* **The problem**: When a line below contains the string "Dante", show that line.

***** Records for the task

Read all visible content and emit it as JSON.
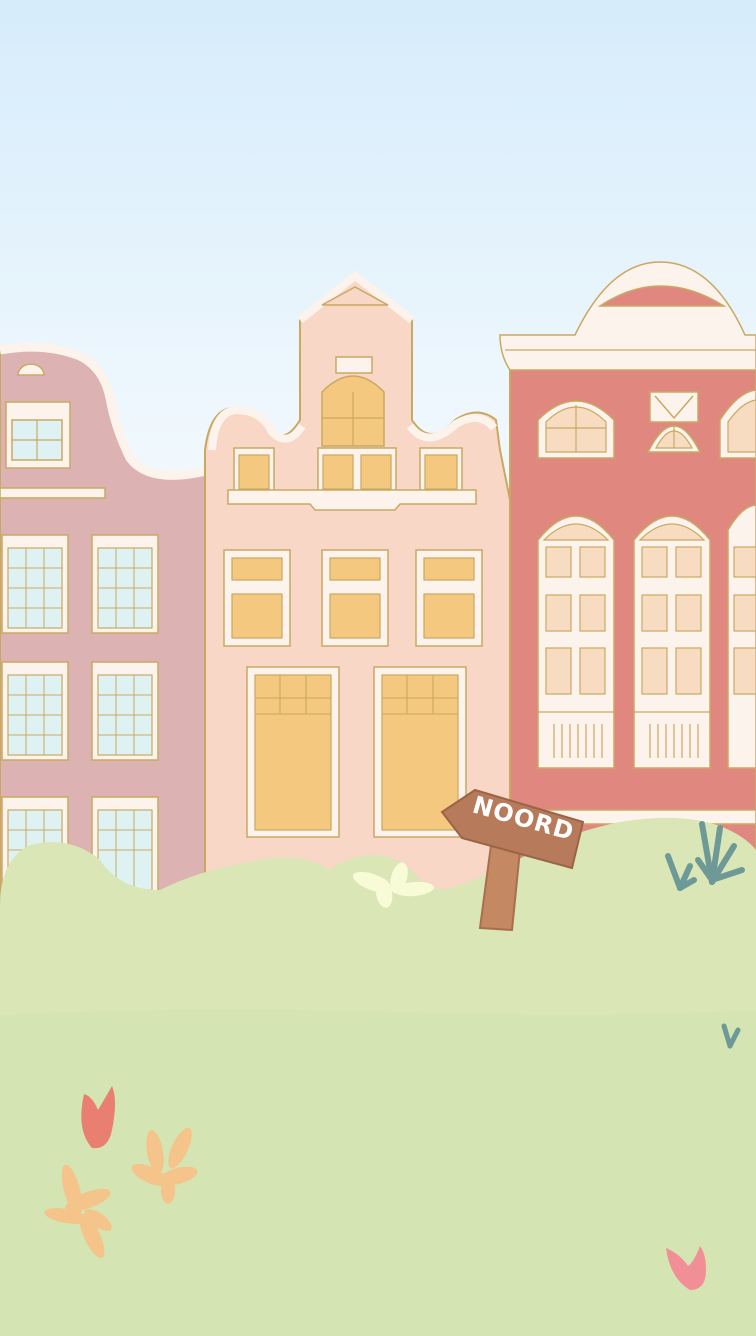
{
  "scene": {
    "sign_text": "NOORD"
  },
  "palette": {
    "sky_top": "#d6ecfb",
    "sky_bottom": "#ffffff",
    "outline": "#c9a961",
    "trim": "#fbf3ec",
    "window_glass": "#dff2f3",
    "window_warm": "#f4c87f",
    "house_left": "#dcb3b2",
    "house_middle": "#f8d7c7",
    "house_right": "#e0877f",
    "grass_light": "#dae6b6",
    "grass": "#d4e4b2",
    "sign_wood": "#b77b5b",
    "sign_post": "#c48962",
    "sign_text": "#ffffff",
    "plant_teal": "#6d9996",
    "flower_red": "#e87f71",
    "flower_orange": "#f4c48a",
    "flower_pink": "#f28e96",
    "flower_yellow": "#f7fbd6"
  }
}
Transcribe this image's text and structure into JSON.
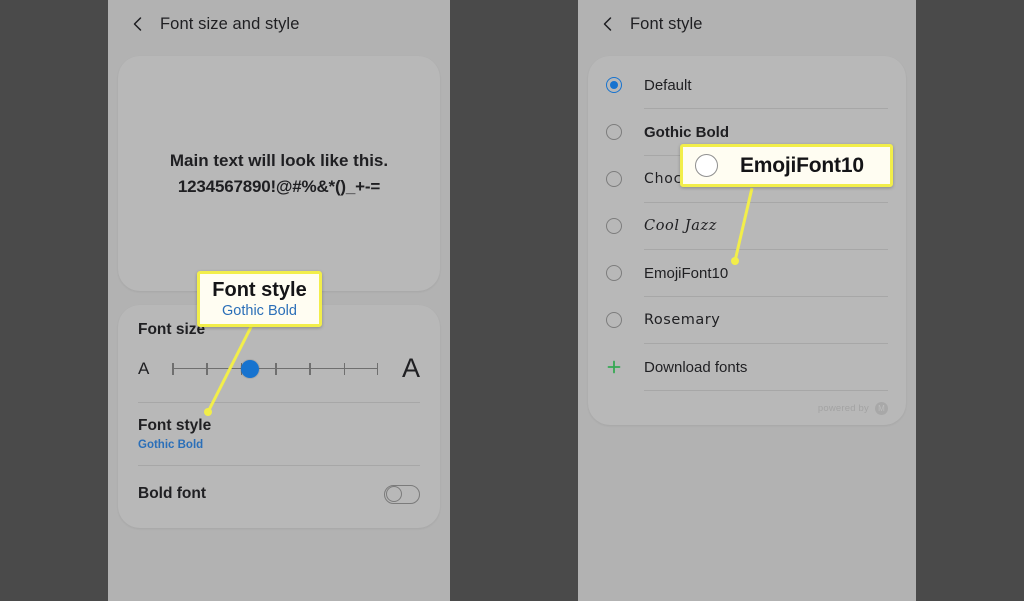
{
  "left_panel": {
    "header": {
      "back_icon": "chevron-left-icon",
      "title": "Font size and style"
    },
    "preview": {
      "line1": "Main text will look like this.",
      "line2": "1234567890!@#%&*()_+-="
    },
    "font_size": {
      "label": "Font size",
      "small_label": "A",
      "large_label": "A",
      "ticks": 7,
      "value_index": 2
    },
    "font_style": {
      "label": "Font style",
      "value": "Gothic Bold"
    },
    "bold_font": {
      "label": "Bold font",
      "toggle_state": "off"
    }
  },
  "right_panel": {
    "header": {
      "back_icon": "chevron-left-icon",
      "title": "Font style"
    },
    "fonts": [
      {
        "name": "Default",
        "selected": true,
        "style_class": "f-default"
      },
      {
        "name": "Gothic Bold",
        "selected": false,
        "style_class": "f-gothic"
      },
      {
        "name": "Choco",
        "selected": false,
        "style_class": "f-choco"
      },
      {
        "name": "Cool Jazz",
        "selected": false,
        "style_class": "f-cool"
      },
      {
        "name": "EmojiFont10",
        "selected": false,
        "style_class": "f-emoji"
      },
      {
        "name": "Rosemary",
        "selected": false,
        "style_class": "f-rose"
      }
    ],
    "download": {
      "icon": "plus-icon",
      "label": "Download fonts"
    },
    "footer": {
      "text": "powered by",
      "logo": "monotype-logo-icon"
    }
  },
  "annotations": {
    "left_callout": {
      "title": "Font style",
      "subtitle": "Gothic Bold"
    },
    "right_callout": {
      "title": "EmojiFont10",
      "radio": "radio-unselected-icon"
    }
  },
  "colors": {
    "backdrop": "#4a4a4a",
    "panel": "#b2b2b2",
    "card": "#b8b8b8",
    "accent_blue": "#1773cf",
    "link_blue": "#2b6fb8",
    "highlight_yellow": "#f2ee4a",
    "green_plus": "#35a853"
  }
}
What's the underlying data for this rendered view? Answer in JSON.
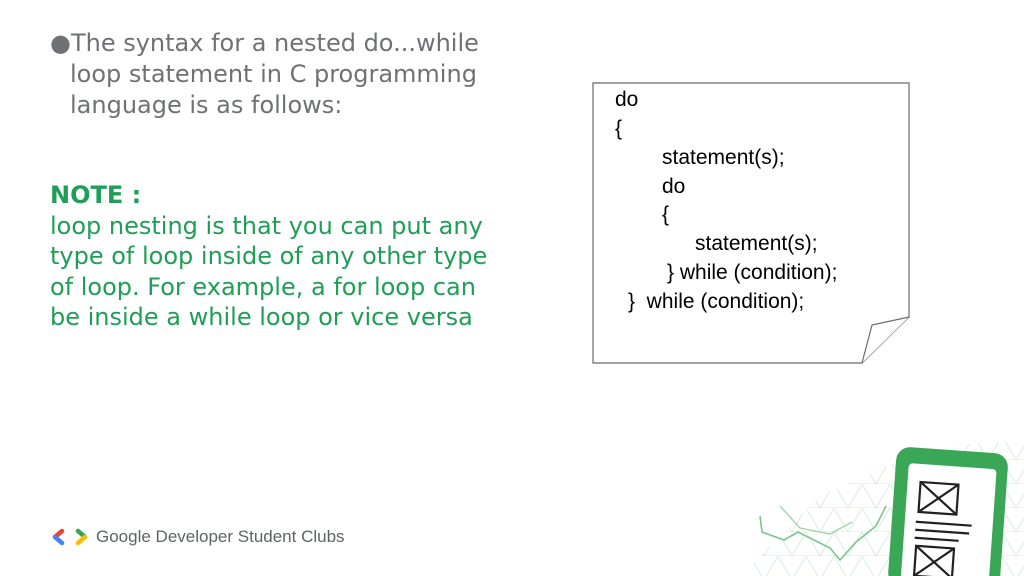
{
  "slide": {
    "bullet": {
      "dot": "●",
      "lines": [
        "The syntax for a nested do...while",
        "loop statement in C programming",
        "language is as follows:"
      ]
    },
    "note": {
      "title": "NOTE :",
      "lines": [
        "loop nesting is that you can put any",
        "type of loop inside of any other type",
        "of loop. For example, a for loop can",
        "be inside a while loop or vice versa"
      ]
    },
    "code": {
      "lines": [
        "do",
        "{",
        "statement(s);",
        "do",
        "{",
        "statement(s);",
        "} while (condition);",
        "}  while (condition);"
      ]
    },
    "footer": {
      "brand": "Google Developer Student Clubs",
      "logo_icon": "gdsc-brackets-logo",
      "logo_colors": [
        "#ea4335",
        "#4285f4",
        "#34a853",
        "#fbbc04"
      ]
    },
    "colors": {
      "bullet_text": "#6f7175",
      "note_text": "#1f9e57",
      "illustration_green": "#34a853"
    },
    "illustration_icon": "phone-with-mail-icons-illustration"
  }
}
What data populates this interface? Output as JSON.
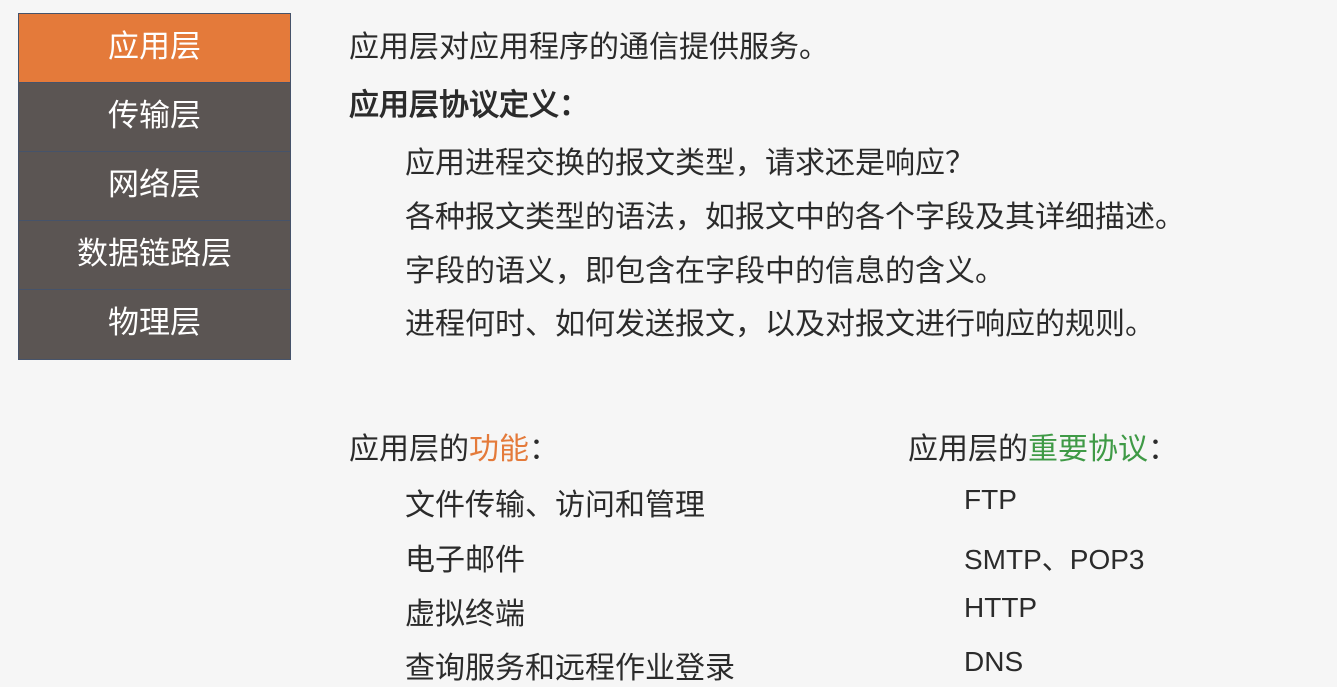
{
  "layers": [
    "应用层",
    "传输层",
    "网络层",
    "数据链路层",
    "物理层"
  ],
  "intro": "应用层对应用程序的通信提供服务。",
  "protocol_def": {
    "title": "应用层协议定义：",
    "items": [
      "应用进程交换的报文类型，请求还是响应？",
      "各种报文类型的语法，如报文中的各个字段及其详细描述。",
      "字段的语义，即包含在字段中的信息的含义。",
      "进程何时、如何发送报文，以及对报文进行响应的规则。"
    ]
  },
  "functions": {
    "prefix": "应用层的",
    "highlight": "功能",
    "suffix": "：",
    "items": [
      "文件传输、访问和管理",
      "电子邮件",
      "虚拟终端",
      "查询服务和远程作业登录"
    ]
  },
  "protocols": {
    "prefix": "应用层的",
    "highlight": "重要协议",
    "suffix": "：",
    "items": [
      "FTP",
      "SMTP、POP3",
      "HTTP",
      "DNS"
    ]
  },
  "colors": {
    "active_layer": "#e47a3a",
    "layer": "#5b5553",
    "function_highlight": "#e47a3a",
    "protocol_highlight": "#3f9a46"
  }
}
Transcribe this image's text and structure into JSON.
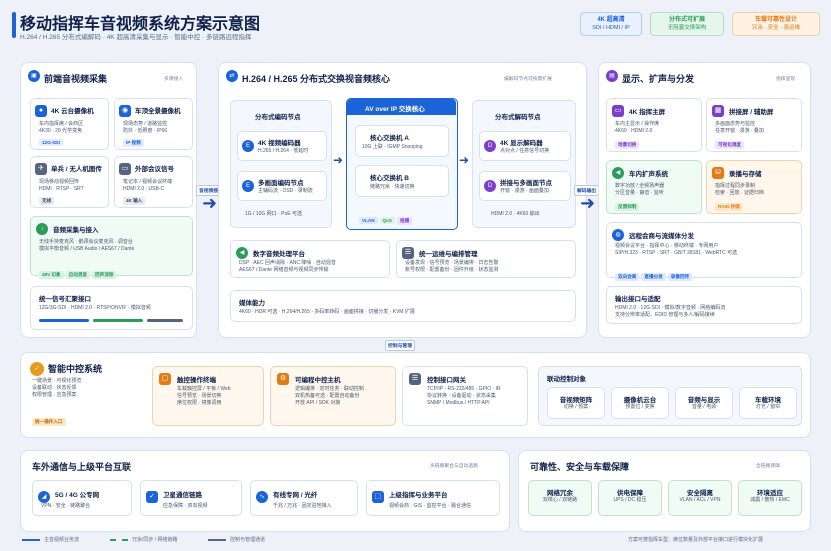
{
  "header": {
    "title": "移动指挥车音视频系统方案示意图",
    "subtitle": "H.264 / H.265 分布式编解码 · 4K 超高清采集与显示 · 智能中控 · 多链路远程指挥",
    "tags": [
      {
        "title": "4K 超高清",
        "sub": "SDI / HDMI / IP",
        "color": "#1d63d8"
      },
      {
        "title": "分布式可扩展",
        "sub": "无阻塞交换架构",
        "color": "#2a9d5c"
      },
      {
        "title": "车载可靠性设计",
        "sub": "冗余 · 安全 · 易运维",
        "color": "#e07b16"
      }
    ]
  },
  "front": {
    "title": "前端音视频采集",
    "note": "多源接入",
    "items": [
      {
        "title": "4K 云台摄像机",
        "desc": "车内指挥席 / 会商区|4K30 · 20 光学变焦",
        "pill": "12G-SDI"
      },
      {
        "title": "车顶全景摄像机",
        "desc": "现场态势 / 道路监控|防抖 · 低照度 · IP66",
        "pill": "IP 视频"
      },
      {
        "title": "单兵 / 无人机图传",
        "desc": "现场移动视频回传|HDMI · RTSP · SRT",
        "pill": "无线"
      },
      {
        "title": "外部会议信号",
        "desc": "笔记本 / 视频会议终端|HDMI 2.0 · USB-C",
        "pill": "4K 输入"
      }
    ],
    "audio": {
      "title": "音频采集与接入",
      "desc": "无线手持麦克风 · 鹅颈会议麦克风 · 调音台|模拟平衡音频 / USB Audio / AES67 / Dante",
      "pills": [
        "48V 幻象",
        "自动混音",
        "回声消除"
      ]
    },
    "unify": {
      "title": "统一信号汇聚接口",
      "desc": "12G/3G-SDI · HDMI 2.0 · RTSP/ONVIF · 模拟音频"
    }
  },
  "core": {
    "title": "H.264 / H.265 分布式交换视音频核心",
    "note": "编解码节点可按需扩展",
    "enc_title": "分布式编码节点",
    "enc": [
      {
        "tag": "E",
        "title": "4K 视频编码器",
        "desc": "H.265 / H.264 · 低延时"
      },
      {
        "tag": "E",
        "title": "多画面编码节点",
        "desc": "主辅码流 · OSD · 录制流"
      }
    ],
    "enc_foot": "1G / 10G 网口 · PoE 可选",
    "av_title": "AV over IP 交换核心",
    "switch": [
      {
        "title": "核心交换机 A",
        "desc": "10G 上联 · IGMP Snooping"
      },
      {
        "title": "核心交换机 B",
        "desc": "链路冗余 · 快速切换"
      }
    ],
    "net_pills": [
      "VLAN",
      "QoS",
      "组播"
    ],
    "dec_title": "分布式解码节点",
    "dec": [
      {
        "tag": "D",
        "title": "4K 显示解码器",
        "desc": "点对点 / 任意信号切换"
      },
      {
        "tag": "D",
        "title": "拼接与多画面节点",
        "desc": "开窗 · 漫游 · 画面叠加"
      }
    ],
    "dec_foot": "HDMI 2.0 · 4K60 输出",
    "dsp": {
      "title": "数字音频处理平台",
      "desc": "DSP · AEC 回声消除 · ANC 降噪 · 自动混音|AES67 / Dante 网络音频与视频同步传输"
    },
    "ops": {
      "title": "统一运维与编排管理",
      "desc": "设备发现 · 信号预览 · 场景编排 · 日志告警|账号权限 · 配置备份 · 固件升级 · 状态监测"
    },
    "media": {
      "title": "媒体能力",
      "desc": "4K60 · HDR 可选 · H.264/H.265 · 多码率转码 · 画面拼接 · 切播分发 · KVM 扩展"
    },
    "in_label": "音视频接入",
    "out_label": "解码输出",
    "ctrl_label": "控制与管理"
  },
  "display": {
    "title": "显示、扩声与分发",
    "note": "指挥呈现",
    "items": [
      {
        "title": "4K 指挥主屏",
        "desc": "车内主显示 / 操作席|4K60 · HDMI 2.0",
        "pill": "场景切换"
      },
      {
        "title": "拼接屏 / 辅助屏",
        "desc": "多画面态势与监控|任意开窗 · 漫游 · 叠加",
        "pill": "可视化调度"
      },
      {
        "title": "车内扩声系统",
        "desc": "数字功放 / 全频扬声器|分区音量 · 静音 · 监听",
        "pill": "反馈抑制"
      },
      {
        "title": "录播与存储",
        "desc": "指挥过程同步录制|检索 · 回放 · 证据归档",
        "pill": "RAID 存储"
      }
    ],
    "remote": {
      "title": "远程会商与流媒体分发",
      "desc": "视频会议平台 · 指挥中心 · 移动终端 · 专网用户|SIP/H.323 · RTSP · SRT · GB/T 28181 · WebRTC 可选",
      "pills": [
        "双向会商",
        "直播分发",
        "录像回传"
      ]
    },
    "output": {
      "title": "输出接口与适配",
      "desc": "HDMI 2.0 · 12G-SDI · 模拟/数字音频 · 网络编码流|支持分辨率适配、EDID 管理与多人/解码接续"
    }
  },
  "control": {
    "title": "智能中控系统",
    "desc": "一键场景 · 可视化预览|设备联动 · 状态反馈|权限管理 · 应急预案",
    "pill": "统一操作入口",
    "items": [
      {
        "title": "触控操作终端",
        "desc": "车载触控屏 / 平板 / Web|信号预览 · 场景切换|席位权限 · 镜像调用"
      },
      {
        "title": "可编程中控主机",
        "desc": "逻辑编排 · 定时任务 · 联动控制|双机热备可选 · 配置自动备份|开放 API / SDK 对接"
      },
      {
        "title": "控制接口网关",
        "desc": "TCP/IP · RS-232/485 · GPIO · IR|协议转换 · 设备驱动 · 状态采集|SNMP / Modbus / HTTP API"
      }
    ],
    "linked_title": "联动控制对象",
    "linked": [
      {
        "title": "音视频矩阵",
        "desc": "切换 / 预案"
      },
      {
        "title": "摄像机云台",
        "desc": "预置位 / 变焦"
      },
      {
        "title": "音频与显示",
        "desc": "音量 / 电源"
      },
      {
        "title": "车载环境",
        "desc": "灯光 / 窗帘"
      }
    ]
  },
  "comm": {
    "title": "车外通信与上级平台互联",
    "note": "多链路聚合与自动选路",
    "items": [
      {
        "title": "5G / 4G 公专网",
        "desc": "VPN · 安全 · 链路聚合"
      },
      {
        "title": "卫星通信链路",
        "desc": "应急保障 · 双向视频"
      },
      {
        "title": "有线专网 / 光纤",
        "desc": "千兆 / 万兆 · 固定驻地接入"
      },
      {
        "title": "上级指挥与业务平台",
        "desc": "视频会商 · GIS · 监控平台 · 融合通信"
      }
    ]
  },
  "reliability": {
    "title": "可靠性、安全与车载保障",
    "note": "全链路保障",
    "items": [
      {
        "title": "网络冗余",
        "desc": "双核心 / 双链路"
      },
      {
        "title": "供电保障",
        "desc": "UPS / DC 稳压"
      },
      {
        "title": "安全隔离",
        "desc": "VLAN / ACL / VPN"
      },
      {
        "title": "环境适应",
        "desc": "减震 / 散热 / EMC"
      }
    ]
  },
  "legend": {
    "items": [
      "主音视频业务流",
      "冗余/同步 / 网络链路",
      "控制与管理通道"
    ],
    "footer": "方案可按指挥车型、席位数量及外部平台接口进行模块化扩展"
  },
  "colors": {
    "primary": "#1d63d8",
    "green": "#2a9d5c",
    "orange": "#e07b16",
    "purple": "#7b3fc9",
    "teal": "#1b9aa6"
  }
}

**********

* **Answer to this problem**:
      "desc": "无线手持麦克风 · 鹅颈会议麦克风 · 调音台|模拟平衡音频 / USB Audio / AES67 / Dante",
      "desc": "DSP · AEC 回声消除 · ANC 降噪 · 自动混音|AES67 / Dante 网络音频与视频同步传输"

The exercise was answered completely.